The Department of Reading Education and Special Education offers innovative programs focusing on all facets of reading, writing, language arts and specific areas of special education. The Anderson Reading Clinic provides direct services to children with reading disabilities. Learn more at https://rese.appstate.edu.
About the Reich College of Education
Appalachian offers one of the largest undergraduate teacher preparation programs in North Carolina, graduating about 500 teachers a year. The Reich College of Education enrolls approximately 2,400 students in its bachelor's, master's, education specialist and doctoral degree programs. With so many teacher education graduates working in the state, there is at least one RCOE graduate teaching in every county in North Carolina. Learn more at https://rcoe.appstate.edu.
About Appalachian State University

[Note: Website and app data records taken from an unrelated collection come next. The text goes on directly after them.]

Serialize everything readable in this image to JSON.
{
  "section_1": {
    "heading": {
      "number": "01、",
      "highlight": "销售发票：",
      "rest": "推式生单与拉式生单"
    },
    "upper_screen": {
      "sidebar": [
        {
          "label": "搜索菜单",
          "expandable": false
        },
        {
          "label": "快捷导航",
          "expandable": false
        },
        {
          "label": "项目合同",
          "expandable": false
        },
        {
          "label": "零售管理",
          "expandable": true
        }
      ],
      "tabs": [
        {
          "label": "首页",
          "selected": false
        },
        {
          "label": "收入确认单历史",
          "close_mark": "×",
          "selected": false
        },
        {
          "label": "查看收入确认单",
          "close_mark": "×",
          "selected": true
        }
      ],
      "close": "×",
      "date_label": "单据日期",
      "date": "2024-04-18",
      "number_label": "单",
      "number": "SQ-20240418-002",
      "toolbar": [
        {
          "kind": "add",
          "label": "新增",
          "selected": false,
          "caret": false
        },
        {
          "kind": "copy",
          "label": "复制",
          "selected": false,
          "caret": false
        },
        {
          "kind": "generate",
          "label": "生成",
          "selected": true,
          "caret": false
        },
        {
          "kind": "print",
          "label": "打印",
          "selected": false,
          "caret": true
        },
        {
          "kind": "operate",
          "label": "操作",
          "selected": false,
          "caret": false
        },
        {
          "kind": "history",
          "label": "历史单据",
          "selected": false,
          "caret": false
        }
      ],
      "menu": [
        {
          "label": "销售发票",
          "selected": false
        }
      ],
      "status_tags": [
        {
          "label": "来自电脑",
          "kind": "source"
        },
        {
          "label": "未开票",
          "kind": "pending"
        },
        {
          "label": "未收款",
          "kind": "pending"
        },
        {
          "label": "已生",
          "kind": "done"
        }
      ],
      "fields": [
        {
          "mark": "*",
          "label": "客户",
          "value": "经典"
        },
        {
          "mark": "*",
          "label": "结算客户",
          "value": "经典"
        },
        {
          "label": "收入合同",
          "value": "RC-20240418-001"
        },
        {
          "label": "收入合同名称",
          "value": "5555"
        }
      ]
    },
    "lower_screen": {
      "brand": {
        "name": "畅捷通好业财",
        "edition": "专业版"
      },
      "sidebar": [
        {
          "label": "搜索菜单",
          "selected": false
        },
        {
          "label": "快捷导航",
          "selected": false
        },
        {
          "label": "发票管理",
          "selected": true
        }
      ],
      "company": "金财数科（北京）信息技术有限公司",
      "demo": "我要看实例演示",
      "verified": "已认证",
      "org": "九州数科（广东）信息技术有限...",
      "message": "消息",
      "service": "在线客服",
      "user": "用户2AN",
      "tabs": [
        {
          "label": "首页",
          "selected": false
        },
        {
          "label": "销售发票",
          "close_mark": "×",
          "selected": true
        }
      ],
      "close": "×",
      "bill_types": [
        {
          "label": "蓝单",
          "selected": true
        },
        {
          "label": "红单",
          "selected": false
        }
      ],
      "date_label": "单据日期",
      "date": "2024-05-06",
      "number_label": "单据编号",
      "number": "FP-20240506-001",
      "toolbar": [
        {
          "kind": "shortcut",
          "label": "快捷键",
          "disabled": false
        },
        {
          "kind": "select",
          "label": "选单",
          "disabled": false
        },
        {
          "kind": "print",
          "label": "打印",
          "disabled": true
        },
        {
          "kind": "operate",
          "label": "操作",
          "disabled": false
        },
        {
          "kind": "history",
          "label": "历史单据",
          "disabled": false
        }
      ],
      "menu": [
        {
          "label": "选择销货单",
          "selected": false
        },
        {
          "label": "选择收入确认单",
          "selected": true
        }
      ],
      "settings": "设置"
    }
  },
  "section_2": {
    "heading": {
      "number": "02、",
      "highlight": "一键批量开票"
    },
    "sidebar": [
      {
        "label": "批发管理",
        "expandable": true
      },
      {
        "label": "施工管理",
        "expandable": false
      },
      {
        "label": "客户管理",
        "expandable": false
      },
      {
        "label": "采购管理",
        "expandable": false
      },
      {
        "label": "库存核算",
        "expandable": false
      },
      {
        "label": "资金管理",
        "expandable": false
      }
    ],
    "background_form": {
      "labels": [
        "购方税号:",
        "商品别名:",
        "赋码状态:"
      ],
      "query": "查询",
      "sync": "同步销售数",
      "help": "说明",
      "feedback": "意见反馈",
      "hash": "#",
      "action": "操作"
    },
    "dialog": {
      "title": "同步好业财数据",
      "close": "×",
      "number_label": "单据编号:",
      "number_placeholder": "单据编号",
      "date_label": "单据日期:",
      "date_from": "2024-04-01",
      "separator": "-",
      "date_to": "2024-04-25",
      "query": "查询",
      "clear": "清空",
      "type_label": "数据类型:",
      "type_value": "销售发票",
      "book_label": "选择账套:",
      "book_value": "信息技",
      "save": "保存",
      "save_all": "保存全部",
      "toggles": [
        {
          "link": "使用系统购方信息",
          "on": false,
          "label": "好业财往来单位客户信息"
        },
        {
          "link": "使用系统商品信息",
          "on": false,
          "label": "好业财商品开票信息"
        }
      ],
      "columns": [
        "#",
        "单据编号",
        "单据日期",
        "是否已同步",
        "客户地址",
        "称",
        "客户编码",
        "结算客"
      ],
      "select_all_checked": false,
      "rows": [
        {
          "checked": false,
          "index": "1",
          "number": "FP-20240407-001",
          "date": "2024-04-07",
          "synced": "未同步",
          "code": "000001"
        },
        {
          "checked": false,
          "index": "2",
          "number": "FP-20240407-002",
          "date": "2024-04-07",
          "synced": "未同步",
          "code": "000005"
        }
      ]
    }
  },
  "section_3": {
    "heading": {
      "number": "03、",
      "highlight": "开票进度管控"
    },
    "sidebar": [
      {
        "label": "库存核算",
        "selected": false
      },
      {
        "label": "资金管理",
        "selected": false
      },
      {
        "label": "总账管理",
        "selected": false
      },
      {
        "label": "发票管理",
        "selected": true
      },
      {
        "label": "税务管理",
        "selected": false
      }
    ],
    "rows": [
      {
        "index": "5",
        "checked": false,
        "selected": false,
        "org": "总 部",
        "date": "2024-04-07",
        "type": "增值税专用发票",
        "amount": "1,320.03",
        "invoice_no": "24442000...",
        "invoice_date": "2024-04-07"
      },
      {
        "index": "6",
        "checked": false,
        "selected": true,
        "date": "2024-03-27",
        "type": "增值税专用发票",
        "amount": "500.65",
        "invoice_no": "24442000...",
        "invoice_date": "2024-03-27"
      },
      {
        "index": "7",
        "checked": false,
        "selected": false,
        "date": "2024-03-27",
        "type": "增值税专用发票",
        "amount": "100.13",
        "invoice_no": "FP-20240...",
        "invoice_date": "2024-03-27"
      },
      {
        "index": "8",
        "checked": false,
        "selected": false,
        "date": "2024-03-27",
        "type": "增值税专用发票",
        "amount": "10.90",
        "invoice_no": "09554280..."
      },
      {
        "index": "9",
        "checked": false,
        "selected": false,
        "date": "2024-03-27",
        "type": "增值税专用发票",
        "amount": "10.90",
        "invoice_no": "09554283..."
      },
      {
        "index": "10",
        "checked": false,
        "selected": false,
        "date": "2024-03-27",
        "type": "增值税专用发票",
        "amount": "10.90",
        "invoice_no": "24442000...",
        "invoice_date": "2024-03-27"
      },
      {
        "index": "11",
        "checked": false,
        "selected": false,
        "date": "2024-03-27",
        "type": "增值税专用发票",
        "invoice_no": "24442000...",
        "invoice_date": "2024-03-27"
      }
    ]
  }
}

As the premier public undergraduate institution in the state of North Carolina, Appalachian State University prepares students to lead purposeful lives as global citizens who understand and engage their responsibilities in creating a sustainable future for all. The Appalachian Experience promotes a spirit of inclusion that brings people together in inspiring ways to acquire and create knowledge, to grow holistically, to act with passion and determination, and to embrace diversity and difference. Located in the Blue Ridge Mountains, Appalachian is one of 17 campuses in the University of North Carolina System. Appalachian enrolls more than 20,000 students, has a low student-to-faculty ratio and offers more than 150 undergraduate and graduate majors.